What needs to be done: The answer must consist of each line of the records below that contains the string "OPDI".

Dataset records:
= = = = =
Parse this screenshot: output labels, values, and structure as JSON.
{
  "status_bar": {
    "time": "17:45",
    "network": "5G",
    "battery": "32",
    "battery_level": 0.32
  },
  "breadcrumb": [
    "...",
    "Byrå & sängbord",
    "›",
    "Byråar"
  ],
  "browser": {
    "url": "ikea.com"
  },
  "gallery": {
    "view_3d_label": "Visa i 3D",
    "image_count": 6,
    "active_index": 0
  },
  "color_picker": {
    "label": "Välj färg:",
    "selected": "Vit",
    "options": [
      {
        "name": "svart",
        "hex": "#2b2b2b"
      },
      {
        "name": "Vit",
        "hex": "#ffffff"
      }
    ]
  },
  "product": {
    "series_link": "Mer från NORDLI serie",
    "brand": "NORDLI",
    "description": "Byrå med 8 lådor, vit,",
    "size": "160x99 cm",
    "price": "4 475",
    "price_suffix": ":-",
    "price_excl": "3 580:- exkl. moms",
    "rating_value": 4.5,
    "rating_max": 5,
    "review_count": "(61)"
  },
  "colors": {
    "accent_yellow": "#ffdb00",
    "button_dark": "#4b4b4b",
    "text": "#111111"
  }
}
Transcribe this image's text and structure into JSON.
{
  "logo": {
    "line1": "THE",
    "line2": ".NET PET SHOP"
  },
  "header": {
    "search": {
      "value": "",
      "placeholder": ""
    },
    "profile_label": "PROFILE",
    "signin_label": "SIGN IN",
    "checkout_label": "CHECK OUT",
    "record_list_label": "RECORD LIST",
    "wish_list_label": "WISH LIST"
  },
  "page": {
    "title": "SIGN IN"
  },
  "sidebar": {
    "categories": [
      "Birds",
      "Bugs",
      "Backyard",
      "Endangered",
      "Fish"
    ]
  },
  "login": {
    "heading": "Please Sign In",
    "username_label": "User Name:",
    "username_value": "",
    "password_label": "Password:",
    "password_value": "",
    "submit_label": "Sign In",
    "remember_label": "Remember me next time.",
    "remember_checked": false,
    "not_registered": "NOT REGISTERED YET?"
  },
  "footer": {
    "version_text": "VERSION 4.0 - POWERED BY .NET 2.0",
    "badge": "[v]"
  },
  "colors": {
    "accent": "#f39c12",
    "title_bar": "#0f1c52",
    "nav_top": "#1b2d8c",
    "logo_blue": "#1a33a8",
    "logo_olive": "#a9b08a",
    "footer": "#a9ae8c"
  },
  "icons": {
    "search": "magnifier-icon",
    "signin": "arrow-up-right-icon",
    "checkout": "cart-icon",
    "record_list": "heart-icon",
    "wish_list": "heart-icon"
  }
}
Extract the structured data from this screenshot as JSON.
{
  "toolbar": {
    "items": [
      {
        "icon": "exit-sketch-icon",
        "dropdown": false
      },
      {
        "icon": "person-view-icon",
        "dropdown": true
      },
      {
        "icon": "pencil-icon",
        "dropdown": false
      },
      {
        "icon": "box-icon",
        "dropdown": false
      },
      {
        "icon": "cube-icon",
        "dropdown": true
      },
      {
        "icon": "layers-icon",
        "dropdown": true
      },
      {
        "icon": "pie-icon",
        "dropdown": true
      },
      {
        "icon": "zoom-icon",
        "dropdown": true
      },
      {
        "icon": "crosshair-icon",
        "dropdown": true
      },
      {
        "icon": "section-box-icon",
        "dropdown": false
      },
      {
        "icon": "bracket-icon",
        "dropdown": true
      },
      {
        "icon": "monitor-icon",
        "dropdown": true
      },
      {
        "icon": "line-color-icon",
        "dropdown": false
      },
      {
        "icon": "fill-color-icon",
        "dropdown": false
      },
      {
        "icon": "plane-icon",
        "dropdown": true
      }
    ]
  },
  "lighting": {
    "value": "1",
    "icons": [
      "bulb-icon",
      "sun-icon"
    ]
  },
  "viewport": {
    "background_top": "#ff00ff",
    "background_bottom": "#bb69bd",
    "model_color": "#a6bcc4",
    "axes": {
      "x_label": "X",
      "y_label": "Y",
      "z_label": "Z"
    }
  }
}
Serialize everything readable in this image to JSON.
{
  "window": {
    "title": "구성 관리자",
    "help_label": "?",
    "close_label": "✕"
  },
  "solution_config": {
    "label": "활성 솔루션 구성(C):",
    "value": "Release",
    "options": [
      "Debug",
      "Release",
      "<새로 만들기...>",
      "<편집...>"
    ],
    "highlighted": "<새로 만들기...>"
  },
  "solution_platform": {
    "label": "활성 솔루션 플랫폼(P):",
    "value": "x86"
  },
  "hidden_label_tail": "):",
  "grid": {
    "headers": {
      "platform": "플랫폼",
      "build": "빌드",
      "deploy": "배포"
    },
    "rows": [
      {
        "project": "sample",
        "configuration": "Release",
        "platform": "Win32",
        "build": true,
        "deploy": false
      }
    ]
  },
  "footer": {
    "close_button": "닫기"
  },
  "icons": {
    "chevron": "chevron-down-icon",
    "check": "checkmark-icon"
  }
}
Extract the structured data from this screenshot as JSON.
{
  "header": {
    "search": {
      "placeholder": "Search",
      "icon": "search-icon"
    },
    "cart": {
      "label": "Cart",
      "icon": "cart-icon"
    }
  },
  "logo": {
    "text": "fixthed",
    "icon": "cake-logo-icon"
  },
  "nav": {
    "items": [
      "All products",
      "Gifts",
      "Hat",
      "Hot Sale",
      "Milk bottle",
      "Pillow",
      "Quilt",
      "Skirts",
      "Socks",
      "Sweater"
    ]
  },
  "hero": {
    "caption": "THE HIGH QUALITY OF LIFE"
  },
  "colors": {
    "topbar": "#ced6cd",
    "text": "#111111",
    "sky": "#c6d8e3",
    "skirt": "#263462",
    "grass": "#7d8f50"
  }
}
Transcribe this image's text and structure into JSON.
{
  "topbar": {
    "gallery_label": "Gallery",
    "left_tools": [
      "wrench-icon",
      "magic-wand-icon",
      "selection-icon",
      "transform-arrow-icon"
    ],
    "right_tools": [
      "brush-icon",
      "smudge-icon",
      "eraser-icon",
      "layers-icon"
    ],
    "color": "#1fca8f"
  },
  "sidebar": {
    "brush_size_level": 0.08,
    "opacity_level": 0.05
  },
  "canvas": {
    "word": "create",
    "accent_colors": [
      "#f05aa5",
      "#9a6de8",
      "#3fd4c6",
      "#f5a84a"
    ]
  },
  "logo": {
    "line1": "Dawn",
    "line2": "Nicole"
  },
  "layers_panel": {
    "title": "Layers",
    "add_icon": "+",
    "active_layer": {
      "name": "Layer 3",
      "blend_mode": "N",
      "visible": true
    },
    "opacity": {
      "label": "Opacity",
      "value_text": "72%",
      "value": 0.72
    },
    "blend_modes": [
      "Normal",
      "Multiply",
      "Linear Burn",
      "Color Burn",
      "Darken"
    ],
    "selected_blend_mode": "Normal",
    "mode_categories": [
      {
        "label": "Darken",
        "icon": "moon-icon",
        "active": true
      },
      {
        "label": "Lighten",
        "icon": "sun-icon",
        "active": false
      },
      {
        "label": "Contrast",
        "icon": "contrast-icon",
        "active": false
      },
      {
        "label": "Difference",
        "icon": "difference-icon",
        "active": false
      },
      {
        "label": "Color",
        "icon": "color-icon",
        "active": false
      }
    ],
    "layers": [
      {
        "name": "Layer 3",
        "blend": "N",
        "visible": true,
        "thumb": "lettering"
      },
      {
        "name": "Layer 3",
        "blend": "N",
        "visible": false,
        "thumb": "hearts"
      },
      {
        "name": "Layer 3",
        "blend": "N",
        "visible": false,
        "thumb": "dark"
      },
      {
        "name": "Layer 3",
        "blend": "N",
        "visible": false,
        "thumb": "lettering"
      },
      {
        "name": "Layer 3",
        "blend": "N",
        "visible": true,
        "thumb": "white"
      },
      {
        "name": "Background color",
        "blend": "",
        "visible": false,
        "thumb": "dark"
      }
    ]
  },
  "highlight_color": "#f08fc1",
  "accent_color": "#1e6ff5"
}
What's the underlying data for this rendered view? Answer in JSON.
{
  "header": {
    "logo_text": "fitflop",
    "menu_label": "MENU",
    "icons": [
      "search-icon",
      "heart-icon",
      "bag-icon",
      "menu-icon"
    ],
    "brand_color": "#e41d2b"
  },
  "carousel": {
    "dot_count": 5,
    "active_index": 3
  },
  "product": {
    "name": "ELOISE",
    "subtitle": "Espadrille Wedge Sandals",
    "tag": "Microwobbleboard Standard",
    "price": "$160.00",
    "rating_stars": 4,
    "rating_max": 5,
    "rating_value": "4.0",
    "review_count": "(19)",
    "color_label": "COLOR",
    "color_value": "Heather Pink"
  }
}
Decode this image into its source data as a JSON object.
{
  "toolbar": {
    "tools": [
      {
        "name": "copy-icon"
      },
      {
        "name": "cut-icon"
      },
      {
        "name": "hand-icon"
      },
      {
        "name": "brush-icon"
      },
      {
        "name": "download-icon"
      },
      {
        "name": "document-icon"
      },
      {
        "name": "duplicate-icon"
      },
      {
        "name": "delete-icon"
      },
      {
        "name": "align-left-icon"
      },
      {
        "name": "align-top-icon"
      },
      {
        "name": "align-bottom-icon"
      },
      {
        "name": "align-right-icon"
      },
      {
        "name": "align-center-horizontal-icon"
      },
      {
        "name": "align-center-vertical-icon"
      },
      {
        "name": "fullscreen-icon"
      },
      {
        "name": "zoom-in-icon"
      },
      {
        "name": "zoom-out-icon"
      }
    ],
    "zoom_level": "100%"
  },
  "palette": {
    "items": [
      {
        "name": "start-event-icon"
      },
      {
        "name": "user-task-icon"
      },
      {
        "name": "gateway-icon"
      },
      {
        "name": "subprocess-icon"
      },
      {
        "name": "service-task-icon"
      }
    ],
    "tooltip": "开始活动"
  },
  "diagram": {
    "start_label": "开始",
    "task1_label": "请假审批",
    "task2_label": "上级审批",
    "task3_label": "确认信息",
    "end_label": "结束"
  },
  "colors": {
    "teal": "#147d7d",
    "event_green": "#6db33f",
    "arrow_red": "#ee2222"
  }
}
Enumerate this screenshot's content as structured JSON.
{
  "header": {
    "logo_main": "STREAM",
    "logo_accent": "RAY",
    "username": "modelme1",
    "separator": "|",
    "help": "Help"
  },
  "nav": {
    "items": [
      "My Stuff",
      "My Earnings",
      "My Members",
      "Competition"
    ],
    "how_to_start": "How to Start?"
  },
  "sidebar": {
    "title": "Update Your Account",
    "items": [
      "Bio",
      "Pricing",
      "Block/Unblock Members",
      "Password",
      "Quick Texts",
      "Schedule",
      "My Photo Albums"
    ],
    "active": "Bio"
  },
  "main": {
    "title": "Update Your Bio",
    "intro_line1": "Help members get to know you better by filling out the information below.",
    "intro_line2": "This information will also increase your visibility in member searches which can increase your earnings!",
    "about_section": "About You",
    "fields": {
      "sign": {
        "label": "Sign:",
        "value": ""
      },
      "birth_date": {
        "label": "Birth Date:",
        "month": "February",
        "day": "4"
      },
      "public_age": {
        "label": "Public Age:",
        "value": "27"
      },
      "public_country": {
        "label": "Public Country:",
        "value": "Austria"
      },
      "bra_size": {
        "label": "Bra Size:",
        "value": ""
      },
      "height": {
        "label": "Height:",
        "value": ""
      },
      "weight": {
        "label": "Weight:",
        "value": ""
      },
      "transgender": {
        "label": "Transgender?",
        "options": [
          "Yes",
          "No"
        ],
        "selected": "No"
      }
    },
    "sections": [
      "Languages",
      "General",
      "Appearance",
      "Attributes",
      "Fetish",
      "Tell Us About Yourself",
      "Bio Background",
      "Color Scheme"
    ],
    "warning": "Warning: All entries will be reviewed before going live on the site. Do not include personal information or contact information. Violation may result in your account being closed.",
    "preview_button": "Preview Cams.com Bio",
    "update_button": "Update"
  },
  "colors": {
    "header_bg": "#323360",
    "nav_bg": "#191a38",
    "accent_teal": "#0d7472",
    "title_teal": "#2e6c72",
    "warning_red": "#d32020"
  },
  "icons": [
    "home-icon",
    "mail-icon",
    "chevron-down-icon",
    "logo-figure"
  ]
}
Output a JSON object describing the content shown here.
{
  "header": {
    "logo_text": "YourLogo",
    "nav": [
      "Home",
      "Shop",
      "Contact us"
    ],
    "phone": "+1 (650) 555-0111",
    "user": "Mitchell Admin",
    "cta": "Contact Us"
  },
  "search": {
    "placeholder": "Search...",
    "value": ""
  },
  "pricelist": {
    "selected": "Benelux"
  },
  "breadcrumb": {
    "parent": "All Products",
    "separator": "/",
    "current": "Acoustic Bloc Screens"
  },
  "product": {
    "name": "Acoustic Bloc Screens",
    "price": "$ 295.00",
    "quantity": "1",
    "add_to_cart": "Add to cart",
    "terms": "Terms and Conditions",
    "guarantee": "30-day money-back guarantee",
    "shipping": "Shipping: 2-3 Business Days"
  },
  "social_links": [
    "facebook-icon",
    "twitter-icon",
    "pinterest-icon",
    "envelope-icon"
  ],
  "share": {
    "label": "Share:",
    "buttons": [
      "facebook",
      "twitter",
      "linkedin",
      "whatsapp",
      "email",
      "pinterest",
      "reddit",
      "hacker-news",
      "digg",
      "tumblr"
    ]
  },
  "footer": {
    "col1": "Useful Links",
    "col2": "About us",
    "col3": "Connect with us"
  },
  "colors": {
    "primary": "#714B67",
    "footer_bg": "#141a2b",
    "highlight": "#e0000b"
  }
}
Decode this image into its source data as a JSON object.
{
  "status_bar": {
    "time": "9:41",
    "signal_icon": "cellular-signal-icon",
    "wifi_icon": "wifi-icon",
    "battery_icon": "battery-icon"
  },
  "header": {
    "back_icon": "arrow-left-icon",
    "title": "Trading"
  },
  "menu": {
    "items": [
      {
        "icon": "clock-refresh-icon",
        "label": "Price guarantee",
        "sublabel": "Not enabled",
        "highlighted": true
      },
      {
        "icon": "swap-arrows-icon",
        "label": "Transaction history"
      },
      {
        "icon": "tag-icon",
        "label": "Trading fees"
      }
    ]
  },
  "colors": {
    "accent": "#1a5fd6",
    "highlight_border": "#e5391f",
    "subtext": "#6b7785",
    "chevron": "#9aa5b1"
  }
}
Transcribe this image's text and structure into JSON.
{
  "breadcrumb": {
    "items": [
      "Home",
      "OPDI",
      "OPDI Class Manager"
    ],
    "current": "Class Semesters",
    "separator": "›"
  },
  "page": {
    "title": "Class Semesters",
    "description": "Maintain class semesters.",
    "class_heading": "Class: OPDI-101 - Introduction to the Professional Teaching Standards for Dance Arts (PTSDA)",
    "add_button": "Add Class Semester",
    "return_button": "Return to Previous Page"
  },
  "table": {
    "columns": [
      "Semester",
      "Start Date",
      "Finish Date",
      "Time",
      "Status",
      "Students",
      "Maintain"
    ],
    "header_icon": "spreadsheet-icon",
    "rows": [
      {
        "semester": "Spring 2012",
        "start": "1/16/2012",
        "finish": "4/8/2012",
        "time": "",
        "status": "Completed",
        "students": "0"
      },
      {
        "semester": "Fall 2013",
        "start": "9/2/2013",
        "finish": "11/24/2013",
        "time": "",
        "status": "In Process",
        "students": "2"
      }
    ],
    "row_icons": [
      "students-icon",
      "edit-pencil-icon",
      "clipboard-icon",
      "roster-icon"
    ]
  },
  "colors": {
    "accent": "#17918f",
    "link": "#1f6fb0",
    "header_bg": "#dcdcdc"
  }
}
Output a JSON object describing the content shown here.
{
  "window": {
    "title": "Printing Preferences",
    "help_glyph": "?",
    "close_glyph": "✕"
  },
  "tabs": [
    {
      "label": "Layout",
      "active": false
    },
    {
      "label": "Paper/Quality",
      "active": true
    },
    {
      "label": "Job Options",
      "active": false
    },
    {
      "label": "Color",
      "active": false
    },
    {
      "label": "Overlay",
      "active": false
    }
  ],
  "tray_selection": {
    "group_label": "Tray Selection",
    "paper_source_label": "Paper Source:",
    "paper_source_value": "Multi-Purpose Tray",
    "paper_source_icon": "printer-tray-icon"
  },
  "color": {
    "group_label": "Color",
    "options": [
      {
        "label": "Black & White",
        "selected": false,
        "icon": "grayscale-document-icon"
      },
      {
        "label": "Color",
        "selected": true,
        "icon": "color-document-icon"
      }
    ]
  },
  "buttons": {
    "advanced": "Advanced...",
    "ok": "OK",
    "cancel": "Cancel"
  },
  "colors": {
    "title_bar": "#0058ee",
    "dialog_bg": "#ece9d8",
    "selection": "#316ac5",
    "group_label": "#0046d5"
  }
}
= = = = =
Your solution:
      "OPDI",
      "OPDI Class Manager"
    "class_heading": "Class: OPDI-101 - Introduction to the Professional Teaching Standards for Dance Arts (PTSDA)",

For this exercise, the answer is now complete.